I think my choice of school also helped to prepare me for post-grad life. Being at Cornell showed me that you have to work hard for what you want. As Theodore Roosevelt said, “Nothing in the world is worth having or worth doing unless it means effort, pain, difficulty. . . . I have never in my life envied a human being who led an easy life. I have envied a great many people who led difficult lives and led them well.” I worked very hard to do well there, and that work ethic is something I’ve carried with me.
What is your advice for students and graduates with an English degree?
First, as a student, talk to your university career center. Tell them what you would like to do with your degree, and they can tell you if you’re on the right track. Once you’ve confirmed that your degree program aligns with your career goals, do everything you can to boost your knowledge and experience in that field. Take internships, talk to professors, and, when given the choice, tailor your classes to bolster your résumé (i.e., put some thought into elective classes and try to get the most out of them). The sooner you test the waters, the sooner you will know if what you’re doing is what you want to do when you get out of school.

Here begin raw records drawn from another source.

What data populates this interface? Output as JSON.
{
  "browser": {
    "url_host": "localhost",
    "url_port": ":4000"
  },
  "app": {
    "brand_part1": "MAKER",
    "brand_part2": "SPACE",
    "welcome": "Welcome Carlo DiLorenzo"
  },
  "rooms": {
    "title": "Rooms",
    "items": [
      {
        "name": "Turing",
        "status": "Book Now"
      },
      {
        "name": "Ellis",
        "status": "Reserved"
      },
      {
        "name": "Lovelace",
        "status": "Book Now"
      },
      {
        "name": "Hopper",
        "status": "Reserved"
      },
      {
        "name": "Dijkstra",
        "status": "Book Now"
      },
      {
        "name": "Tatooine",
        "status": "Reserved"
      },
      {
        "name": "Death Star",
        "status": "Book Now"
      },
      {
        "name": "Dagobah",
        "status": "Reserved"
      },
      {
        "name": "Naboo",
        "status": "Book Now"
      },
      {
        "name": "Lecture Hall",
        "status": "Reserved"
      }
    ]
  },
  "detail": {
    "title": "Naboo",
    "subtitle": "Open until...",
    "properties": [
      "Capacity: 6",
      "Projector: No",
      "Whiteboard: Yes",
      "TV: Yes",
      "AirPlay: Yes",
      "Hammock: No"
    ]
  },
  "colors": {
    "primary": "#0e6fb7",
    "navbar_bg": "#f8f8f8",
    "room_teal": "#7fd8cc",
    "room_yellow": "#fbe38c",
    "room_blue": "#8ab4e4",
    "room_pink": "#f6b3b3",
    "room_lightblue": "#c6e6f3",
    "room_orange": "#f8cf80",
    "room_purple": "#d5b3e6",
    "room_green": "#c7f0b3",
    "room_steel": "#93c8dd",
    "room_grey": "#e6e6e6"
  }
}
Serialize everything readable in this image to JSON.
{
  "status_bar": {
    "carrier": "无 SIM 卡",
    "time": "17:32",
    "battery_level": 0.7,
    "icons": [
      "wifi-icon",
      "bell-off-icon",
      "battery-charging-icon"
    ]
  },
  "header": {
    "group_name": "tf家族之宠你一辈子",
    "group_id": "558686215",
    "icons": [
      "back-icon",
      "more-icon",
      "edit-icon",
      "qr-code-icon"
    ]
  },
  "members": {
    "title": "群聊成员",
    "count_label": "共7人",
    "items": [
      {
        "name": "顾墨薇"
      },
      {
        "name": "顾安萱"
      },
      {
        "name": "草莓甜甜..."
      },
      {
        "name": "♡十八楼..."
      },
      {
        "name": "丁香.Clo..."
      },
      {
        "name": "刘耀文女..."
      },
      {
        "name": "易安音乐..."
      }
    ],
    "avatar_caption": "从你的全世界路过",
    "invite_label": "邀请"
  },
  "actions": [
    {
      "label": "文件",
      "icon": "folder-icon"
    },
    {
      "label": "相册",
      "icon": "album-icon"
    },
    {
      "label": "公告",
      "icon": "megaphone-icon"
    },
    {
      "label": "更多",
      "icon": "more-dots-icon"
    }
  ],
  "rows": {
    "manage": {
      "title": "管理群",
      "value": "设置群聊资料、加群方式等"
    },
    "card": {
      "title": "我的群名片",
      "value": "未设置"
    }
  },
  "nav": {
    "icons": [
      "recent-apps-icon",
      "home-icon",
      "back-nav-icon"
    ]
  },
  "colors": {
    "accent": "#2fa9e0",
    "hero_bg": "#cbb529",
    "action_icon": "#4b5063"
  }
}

Be true to yourself. If you want to be a writer (or one of the many other careers you can have with an English degree), do it regardless of what others think. In the end, you are the one who has to be passionate about and love what you do. You can be successful at anything if you work hard. I have been teased for getting a degree in communication (some argue that it’s a useless major), and now I own my own business. I absolutely love what I do, and I am happy that I stood up for what I wanted and didn’t listen to the naysayers.
Be patient and don’t give up. I really believe that we make our own luck. Good things happen to those who are willing to work hard and seize opportunities. As a freelancer, I have contacted publishers in the past who either didn’t need help at the time or just plain weren’t interested who have been delighted to add me to their roster six months later. The key is to be patient and do what you can to build your portfolio in the meantime.